> _TASK_
Report every line of the records that contains the word "Email".

> _DATA FOR THIS EXERCISE_
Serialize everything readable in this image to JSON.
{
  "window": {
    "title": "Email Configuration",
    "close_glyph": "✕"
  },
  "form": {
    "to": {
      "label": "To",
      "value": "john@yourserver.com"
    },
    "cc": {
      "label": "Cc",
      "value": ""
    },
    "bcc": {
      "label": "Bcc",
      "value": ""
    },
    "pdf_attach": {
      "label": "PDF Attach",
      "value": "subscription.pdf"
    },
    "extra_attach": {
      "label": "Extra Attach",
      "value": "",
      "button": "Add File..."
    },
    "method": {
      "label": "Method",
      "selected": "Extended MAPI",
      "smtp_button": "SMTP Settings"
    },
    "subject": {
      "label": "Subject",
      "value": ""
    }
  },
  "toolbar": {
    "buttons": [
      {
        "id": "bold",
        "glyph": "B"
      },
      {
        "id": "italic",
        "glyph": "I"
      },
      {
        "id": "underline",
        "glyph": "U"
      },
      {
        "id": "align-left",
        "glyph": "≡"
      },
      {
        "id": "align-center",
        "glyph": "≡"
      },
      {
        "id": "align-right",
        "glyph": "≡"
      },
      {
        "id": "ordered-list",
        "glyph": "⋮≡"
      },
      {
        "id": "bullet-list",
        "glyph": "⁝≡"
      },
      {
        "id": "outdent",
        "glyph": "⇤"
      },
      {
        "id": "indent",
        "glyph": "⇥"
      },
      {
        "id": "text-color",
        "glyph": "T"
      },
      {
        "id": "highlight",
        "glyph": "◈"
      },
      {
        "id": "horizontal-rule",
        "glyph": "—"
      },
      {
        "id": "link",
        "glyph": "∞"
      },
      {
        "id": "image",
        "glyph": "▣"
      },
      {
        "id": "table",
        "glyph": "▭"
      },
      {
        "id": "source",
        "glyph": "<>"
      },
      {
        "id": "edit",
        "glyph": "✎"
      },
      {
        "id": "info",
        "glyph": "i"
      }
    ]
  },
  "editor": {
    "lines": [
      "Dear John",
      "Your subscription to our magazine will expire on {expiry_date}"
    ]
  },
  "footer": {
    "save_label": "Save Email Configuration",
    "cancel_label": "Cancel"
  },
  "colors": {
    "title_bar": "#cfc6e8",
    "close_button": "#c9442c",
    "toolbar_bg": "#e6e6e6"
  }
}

> _THE ANSWER_
    "title": "Email Configuration",
    "save_label": "Save Email Configuration",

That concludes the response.